Renault Australia doesn’t have a replacement for the long-running Koleos mid-sized SUV lined up just yet, but a new Korean teaser could offer some hints as to what’s next.

    The company’s managing director, Glen Sealey, told media the Toyota RAV4 and Mitsubishi Outlander-rivalling Koleos has a “fantastic future” earlier this year.

    “Koleos is one of those vehicles that has pretty much stood the test of time,” Mr Sealey said. “We see a future for it ongoing. We’ll certainly have it for the remainder of this year, and we’ll certainly have it next year as well.”

    Beyond that? The Austral SUV has been ruled out for Australia, while the new Scenic is under study for our market.

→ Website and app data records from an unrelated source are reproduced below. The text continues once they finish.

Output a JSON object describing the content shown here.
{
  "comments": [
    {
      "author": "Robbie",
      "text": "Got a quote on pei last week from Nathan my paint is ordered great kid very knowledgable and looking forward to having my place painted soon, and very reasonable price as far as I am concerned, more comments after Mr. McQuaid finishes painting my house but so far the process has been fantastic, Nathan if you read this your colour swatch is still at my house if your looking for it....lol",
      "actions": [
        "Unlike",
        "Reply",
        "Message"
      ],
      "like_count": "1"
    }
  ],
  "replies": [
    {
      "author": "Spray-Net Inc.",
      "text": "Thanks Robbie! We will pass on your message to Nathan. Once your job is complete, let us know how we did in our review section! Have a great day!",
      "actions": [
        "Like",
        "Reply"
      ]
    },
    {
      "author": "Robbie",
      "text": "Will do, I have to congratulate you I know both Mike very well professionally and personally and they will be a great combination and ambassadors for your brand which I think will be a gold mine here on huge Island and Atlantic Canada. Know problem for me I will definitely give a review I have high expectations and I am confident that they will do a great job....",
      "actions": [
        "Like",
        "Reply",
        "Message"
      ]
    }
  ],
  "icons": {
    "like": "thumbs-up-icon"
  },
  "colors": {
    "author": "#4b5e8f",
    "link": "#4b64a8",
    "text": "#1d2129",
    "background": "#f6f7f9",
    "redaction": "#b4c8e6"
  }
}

    Given our current Arkana and Koleos are both produced by Renault-Samsung in South Korea, it’s logical to suggest a replacement could come from the same source.

    Which is where the car teased by Renault Korea comes in. It’s an SUV with a striking resemblance to the Geely Xingyue L, save for what looks like a unique grille.

    The Xingyue L measures up at 4770mm long, 1895mm wide and 1689mm tall. Right-hand drive production hasn’t been locked in, nor have Geely or Renault confirmed it’ll be built to meet Australian Design Rules.

    Its dimensions make it 98mm longer, 52mm wider, and 11 mm taller than the current Koleos – or 60mm longer than the Mitsubishi Outlander, which is one of the biggest entrants in the crowded mid-sized SUV world.

    Under the skin, the Geely shares its CMA platform and a number of its engines with vehicles in the Volvo world. Hybrid and plug-in hybrid power is offered in China.

    Geely acquired a 34 per cent stake in Renault Korea in 2022, and shortly thereafter Renault Korea teased a new hybrid coupe crossover.

    It’s set to be one of several electrified, CMA-based vehicles due between now and 2027.

    A joint venture between Renault and Geely also announced in 2022 will also see the two companies operate 17 powertrain plants spread across three continents staffed by a total of 19,000 people.

    The two automakers estimate that, with their combined product portfolio and regional footprint, their joint venture could offer solutions for 80 per cent of the global internal combustion engine market.

    The new company will have a total production capacity of over five million internal-combustion, hybrid and plug-in hybrid powertrains and transmissions each year.

    MORE: Chinese giant helping Renault overhaul its global line-up
    MORE: Everything Renault Koleos

    MORE: Buy a Renault Koleos

    Scott Collie

    Scott Collie is an automotive journalist based in Melbourne, Australia. Scott studied journalism at RMIT University and, after a lifelong obsession with everything automotive, started covering the car industry shortly afterwards. He has a passion for travel, and is an avid Melbourne Demons supporter.

    Buy and Lease
    Uncover exclusive deals and discounts with a VIP referral to Australia's best dealers
    Uncover exclusive deals and discounts with a VIP referral to Australia's best dealers